I’m not even sure if our reputation as artists helps. Take Tampa in 2012, for example. When a city offers themselves to the political party as a convention site, they give them everything. The party is buying the whole place, the whole city. They have access to everything. In Tampa in 2012, they were reserving a few sites for the public to use, and it was going to be by lottery only. So, we had a ten-thousand dollar project, and we weren’t even sure we were going to get the site because it was by lottery. It’s weird and hard. In New York with the "Future" carving, we didn’t know if we had the site until a week and a half before. It was a matter of cost that time.
The ice carvings happen at definitive times, but it’s also the kind of words we’re using. In 2008, we melted down the word Democracy at the convention in St Paul. That was a key time — we’d just had eight years of the Bush administration, and people were worried about where government was going and where the idea of democracy was going.
Then on the 79th anniversary of the Great Depression, we melted down the word "Economy." That captured everything — people were so unsettled, but nobody had a way to express it. Then we melted the "Middle Class" down in 2012. And most recently, we melted the word "Future." In debates about global warming and climate issues, what is lacking is the idea that the future is disappearing as well. To come up with a sculpture of a future that's going to cease to exist — that’s very heavy. Nora and I were going through some worries. It was not easy, psychologically.

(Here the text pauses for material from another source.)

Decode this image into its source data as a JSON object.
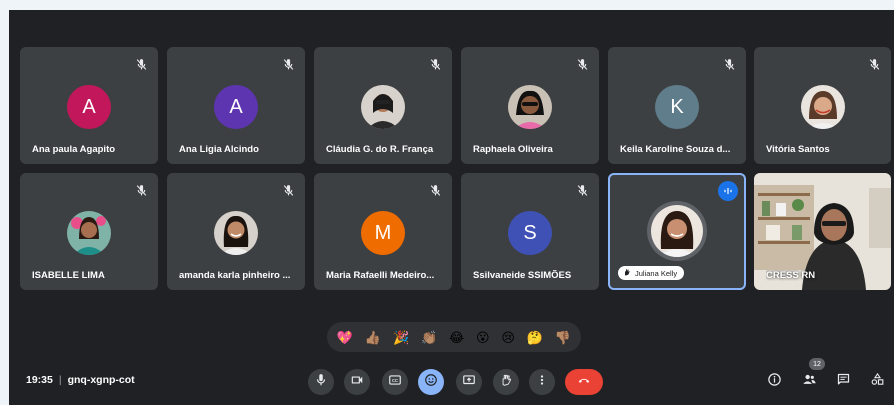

These ice sculptures are not just the sculptures. There’s streaming happening on the internet, there’s a blog, we take photographs, and we do time-lapse videos. In the video, the present is zipping by the future. Some people are acknowledging it, but most people seem to be taking their pictures with it. These things are also theatrical and a spectacle. And what people were really interested in — and it’s kind of a sad commentary — is taking a photograph of themselves in front of "The Future." I don't know what they were thinking. Maybe they’re thinking the future is disappearing, but maybe they just want to have a nice photograph of themselves in front of it.